INSTRUCTIONS TO FOLLOW:
From the records below, give the number of lines that contain the string "JSON", without any other text.

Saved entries
++++

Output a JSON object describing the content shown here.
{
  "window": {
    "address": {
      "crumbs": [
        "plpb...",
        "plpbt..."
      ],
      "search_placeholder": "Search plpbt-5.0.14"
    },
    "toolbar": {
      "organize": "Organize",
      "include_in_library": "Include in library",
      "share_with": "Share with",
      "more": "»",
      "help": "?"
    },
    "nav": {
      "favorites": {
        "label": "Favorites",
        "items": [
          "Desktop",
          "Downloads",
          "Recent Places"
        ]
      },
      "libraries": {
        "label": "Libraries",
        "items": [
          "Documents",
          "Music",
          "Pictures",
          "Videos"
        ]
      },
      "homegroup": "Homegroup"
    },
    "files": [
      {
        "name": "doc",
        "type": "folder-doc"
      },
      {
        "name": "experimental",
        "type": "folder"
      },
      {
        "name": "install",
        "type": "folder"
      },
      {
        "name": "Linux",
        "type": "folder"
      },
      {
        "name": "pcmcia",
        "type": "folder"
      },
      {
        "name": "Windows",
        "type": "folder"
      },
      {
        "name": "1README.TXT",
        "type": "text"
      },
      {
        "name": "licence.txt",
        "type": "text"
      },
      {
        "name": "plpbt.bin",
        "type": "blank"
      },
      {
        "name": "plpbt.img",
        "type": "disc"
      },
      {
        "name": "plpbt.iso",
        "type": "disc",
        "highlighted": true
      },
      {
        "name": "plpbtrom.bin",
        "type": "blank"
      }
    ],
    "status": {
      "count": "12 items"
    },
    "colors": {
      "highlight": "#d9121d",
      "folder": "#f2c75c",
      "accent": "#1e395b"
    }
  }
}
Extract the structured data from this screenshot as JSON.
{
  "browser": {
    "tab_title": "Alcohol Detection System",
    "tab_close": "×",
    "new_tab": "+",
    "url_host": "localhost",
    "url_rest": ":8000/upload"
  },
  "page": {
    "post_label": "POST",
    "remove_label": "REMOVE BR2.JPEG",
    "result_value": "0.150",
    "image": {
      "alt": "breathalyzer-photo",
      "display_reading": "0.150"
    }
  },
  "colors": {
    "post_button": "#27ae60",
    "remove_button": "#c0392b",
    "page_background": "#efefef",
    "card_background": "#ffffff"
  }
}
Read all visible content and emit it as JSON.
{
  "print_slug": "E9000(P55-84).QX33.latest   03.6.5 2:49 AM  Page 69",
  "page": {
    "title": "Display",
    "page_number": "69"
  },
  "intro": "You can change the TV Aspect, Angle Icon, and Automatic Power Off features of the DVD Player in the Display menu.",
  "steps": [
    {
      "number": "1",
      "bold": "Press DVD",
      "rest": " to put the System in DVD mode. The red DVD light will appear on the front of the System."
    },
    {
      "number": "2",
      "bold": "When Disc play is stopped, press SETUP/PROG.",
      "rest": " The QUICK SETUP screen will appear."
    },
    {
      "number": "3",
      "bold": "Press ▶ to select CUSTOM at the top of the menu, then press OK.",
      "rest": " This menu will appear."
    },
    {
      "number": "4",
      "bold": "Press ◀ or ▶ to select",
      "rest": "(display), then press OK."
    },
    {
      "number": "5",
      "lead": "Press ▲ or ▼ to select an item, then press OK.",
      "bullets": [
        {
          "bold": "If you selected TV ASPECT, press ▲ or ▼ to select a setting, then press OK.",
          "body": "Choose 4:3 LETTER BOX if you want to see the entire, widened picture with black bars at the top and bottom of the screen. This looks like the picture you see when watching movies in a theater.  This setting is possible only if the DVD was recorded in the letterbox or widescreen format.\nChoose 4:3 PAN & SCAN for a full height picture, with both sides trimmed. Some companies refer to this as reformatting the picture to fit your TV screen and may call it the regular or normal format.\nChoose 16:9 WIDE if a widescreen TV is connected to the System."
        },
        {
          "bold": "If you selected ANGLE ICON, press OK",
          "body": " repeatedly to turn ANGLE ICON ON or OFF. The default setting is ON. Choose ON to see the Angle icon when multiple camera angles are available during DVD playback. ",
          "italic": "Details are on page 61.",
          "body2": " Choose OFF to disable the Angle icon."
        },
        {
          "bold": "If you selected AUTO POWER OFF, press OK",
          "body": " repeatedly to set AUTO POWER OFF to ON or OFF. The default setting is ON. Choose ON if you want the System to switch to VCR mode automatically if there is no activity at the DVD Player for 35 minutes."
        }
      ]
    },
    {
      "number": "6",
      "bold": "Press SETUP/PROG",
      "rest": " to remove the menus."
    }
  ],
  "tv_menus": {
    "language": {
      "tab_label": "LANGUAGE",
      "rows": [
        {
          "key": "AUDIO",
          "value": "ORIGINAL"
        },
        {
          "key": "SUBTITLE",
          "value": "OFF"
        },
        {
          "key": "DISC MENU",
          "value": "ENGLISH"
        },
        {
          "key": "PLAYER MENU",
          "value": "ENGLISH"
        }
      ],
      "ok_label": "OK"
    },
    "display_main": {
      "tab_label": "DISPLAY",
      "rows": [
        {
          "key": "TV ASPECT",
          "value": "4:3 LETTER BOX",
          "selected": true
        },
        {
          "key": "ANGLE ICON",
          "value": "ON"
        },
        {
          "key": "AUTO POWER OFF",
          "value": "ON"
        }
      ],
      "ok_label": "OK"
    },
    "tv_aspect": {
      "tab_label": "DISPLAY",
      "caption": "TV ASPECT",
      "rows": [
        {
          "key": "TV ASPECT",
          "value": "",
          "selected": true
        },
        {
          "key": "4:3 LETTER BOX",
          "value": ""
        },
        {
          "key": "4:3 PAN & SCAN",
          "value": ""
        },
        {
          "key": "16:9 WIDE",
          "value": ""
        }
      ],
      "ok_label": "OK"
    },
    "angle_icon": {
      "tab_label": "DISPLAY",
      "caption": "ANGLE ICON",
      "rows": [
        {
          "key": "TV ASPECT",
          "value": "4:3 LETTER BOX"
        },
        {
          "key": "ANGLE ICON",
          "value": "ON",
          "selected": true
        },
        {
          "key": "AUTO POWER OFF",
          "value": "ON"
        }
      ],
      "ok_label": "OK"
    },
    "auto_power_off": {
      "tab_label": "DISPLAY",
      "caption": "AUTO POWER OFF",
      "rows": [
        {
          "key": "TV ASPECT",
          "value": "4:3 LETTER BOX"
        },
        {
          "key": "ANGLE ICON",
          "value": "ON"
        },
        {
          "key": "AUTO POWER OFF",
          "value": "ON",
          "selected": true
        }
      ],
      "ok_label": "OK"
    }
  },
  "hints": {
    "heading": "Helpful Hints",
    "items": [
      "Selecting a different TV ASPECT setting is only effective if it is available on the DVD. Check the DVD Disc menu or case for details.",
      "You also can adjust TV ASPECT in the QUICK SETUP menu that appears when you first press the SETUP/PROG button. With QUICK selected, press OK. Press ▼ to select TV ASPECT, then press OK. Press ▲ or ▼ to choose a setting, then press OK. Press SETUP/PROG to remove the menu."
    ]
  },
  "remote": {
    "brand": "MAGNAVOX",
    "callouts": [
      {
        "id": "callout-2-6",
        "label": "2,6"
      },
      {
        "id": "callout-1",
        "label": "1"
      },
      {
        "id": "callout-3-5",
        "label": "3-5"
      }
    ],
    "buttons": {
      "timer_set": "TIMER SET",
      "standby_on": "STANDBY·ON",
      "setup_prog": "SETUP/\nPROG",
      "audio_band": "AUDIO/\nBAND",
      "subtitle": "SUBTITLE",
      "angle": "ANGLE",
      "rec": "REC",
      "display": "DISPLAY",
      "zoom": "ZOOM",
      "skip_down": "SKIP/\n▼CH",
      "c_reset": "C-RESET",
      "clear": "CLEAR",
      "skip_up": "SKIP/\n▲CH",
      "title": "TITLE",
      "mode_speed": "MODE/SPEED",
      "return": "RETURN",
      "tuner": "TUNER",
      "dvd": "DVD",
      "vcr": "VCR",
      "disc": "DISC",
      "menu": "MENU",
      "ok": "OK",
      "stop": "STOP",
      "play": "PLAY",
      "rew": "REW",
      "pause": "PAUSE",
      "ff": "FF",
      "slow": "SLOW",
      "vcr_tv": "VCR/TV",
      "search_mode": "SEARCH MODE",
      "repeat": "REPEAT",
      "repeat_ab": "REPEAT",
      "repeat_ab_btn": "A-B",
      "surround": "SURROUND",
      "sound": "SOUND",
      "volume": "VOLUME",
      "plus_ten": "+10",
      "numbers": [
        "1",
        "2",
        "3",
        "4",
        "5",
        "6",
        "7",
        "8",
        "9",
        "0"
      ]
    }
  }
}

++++

ANSWER FOR THIS EXERCISE:
3